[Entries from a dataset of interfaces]

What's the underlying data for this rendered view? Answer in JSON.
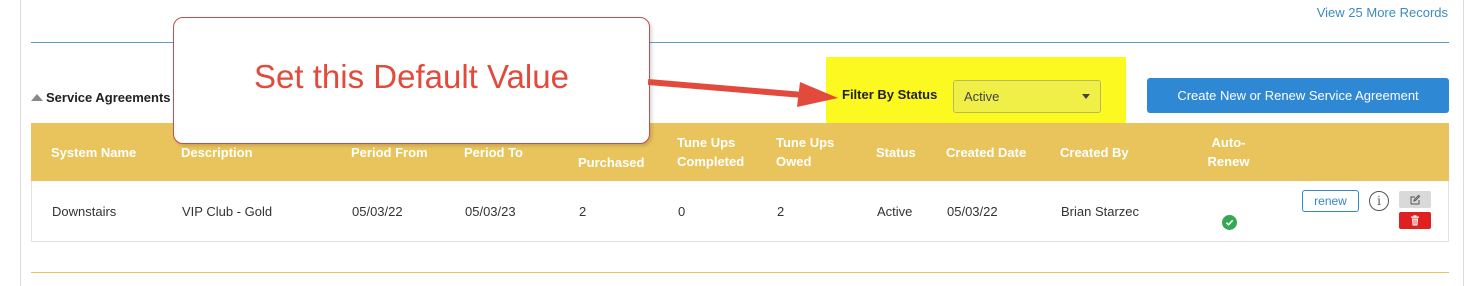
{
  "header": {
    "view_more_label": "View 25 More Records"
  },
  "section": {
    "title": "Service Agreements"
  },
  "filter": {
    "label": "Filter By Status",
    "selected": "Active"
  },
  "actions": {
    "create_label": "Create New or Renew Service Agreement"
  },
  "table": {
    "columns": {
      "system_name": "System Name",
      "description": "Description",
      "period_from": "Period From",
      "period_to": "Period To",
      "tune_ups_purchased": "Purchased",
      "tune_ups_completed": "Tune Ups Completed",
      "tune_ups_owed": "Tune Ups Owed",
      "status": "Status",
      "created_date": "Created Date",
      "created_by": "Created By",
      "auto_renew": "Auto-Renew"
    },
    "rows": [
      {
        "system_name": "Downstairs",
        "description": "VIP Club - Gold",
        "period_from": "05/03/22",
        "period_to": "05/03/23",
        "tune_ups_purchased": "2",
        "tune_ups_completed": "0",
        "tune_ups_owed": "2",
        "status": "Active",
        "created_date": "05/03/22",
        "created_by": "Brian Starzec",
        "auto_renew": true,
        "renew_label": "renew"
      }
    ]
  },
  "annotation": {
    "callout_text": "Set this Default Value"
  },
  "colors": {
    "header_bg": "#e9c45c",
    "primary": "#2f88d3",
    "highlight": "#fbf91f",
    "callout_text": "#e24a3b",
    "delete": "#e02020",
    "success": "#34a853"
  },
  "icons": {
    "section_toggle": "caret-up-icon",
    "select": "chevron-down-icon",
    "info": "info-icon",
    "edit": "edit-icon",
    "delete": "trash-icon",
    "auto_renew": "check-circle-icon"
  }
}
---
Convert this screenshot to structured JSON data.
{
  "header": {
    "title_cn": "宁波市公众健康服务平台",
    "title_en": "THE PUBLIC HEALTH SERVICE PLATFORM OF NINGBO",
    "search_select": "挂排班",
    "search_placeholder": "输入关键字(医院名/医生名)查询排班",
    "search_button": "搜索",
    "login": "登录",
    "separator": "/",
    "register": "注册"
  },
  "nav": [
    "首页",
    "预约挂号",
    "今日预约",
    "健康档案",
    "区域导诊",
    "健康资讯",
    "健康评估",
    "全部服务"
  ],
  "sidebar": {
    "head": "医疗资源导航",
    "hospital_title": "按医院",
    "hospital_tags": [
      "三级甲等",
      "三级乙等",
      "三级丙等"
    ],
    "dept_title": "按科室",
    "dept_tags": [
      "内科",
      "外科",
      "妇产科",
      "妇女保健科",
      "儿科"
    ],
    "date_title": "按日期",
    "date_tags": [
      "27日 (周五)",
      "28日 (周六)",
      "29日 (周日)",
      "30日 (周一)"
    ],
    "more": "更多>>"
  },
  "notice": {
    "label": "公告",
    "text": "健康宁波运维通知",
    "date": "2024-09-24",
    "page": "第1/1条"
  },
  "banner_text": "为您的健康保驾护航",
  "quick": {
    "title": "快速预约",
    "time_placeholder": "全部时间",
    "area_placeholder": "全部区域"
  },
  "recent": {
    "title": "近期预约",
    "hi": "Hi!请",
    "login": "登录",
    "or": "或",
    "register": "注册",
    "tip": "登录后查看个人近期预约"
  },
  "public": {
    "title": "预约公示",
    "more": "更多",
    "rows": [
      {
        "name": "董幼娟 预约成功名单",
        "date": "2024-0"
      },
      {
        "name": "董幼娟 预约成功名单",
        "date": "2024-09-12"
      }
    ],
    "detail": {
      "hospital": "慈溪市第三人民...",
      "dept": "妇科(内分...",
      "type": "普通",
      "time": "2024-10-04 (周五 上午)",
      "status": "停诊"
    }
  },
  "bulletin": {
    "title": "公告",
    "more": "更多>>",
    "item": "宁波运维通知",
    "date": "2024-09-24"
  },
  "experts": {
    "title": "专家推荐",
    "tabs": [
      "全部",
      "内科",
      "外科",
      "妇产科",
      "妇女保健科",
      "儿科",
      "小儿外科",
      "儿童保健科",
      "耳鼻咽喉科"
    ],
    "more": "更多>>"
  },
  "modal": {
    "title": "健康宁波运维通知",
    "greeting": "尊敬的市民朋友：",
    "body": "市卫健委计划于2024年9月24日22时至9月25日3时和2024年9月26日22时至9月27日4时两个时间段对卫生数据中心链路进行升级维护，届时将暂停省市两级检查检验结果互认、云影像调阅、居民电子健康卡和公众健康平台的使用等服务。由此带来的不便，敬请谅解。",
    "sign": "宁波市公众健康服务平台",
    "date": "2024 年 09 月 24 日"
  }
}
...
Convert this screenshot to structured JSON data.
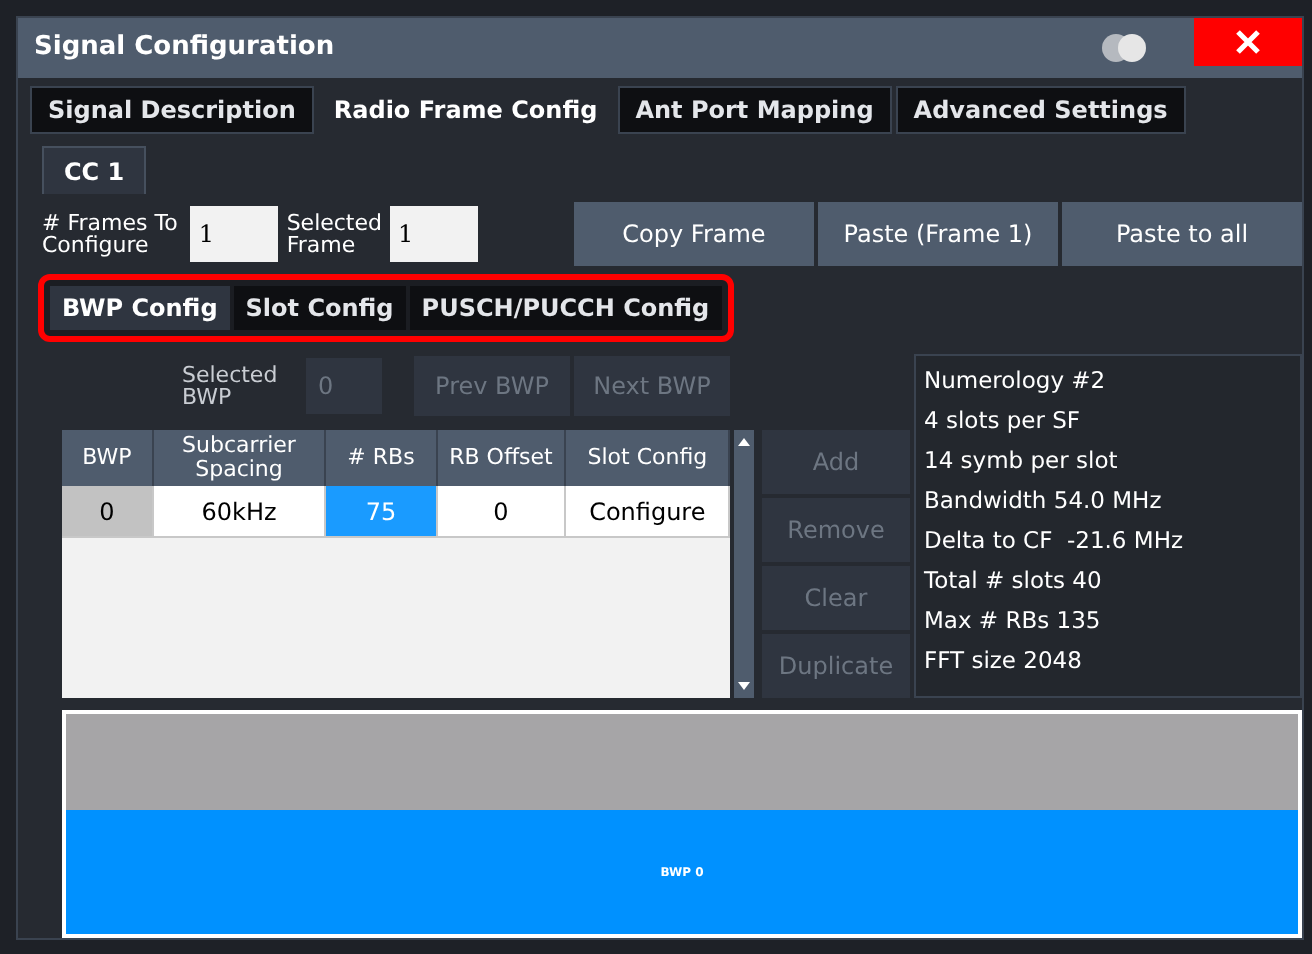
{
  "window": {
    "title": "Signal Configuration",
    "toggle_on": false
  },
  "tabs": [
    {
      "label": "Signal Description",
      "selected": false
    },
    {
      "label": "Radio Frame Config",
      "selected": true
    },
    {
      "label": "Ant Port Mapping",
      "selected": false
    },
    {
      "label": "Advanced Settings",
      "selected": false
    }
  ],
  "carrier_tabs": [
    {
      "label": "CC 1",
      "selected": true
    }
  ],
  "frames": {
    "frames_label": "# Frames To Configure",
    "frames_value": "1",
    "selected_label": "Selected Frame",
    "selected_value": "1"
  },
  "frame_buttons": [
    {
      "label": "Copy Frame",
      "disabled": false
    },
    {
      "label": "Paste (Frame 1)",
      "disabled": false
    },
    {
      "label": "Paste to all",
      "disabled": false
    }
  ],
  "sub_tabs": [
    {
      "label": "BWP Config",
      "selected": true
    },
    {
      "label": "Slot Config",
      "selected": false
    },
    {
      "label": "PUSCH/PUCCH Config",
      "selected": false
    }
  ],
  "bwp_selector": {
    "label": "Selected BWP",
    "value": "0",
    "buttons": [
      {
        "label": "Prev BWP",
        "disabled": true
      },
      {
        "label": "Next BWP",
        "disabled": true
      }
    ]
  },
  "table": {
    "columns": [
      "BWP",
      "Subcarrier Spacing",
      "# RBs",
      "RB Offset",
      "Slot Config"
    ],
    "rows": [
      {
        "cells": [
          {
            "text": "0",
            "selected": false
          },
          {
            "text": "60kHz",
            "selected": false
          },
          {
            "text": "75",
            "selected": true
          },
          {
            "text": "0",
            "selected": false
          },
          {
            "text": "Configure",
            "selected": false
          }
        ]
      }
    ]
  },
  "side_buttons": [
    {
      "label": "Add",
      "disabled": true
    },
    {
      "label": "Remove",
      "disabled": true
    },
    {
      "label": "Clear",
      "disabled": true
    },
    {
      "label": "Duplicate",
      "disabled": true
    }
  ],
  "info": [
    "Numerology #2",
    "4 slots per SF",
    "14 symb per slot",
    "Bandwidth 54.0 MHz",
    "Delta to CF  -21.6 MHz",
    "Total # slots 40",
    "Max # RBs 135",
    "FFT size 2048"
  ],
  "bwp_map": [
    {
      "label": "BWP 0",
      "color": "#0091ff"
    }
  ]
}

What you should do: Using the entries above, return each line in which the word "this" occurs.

Reply:
What's the underlying data for this rendered view? Answer in JSON.
    "callout_text": "Set this Default Value"
Convert this screenshot to structured JSON data.
Convert this screenshot to structured JSON data.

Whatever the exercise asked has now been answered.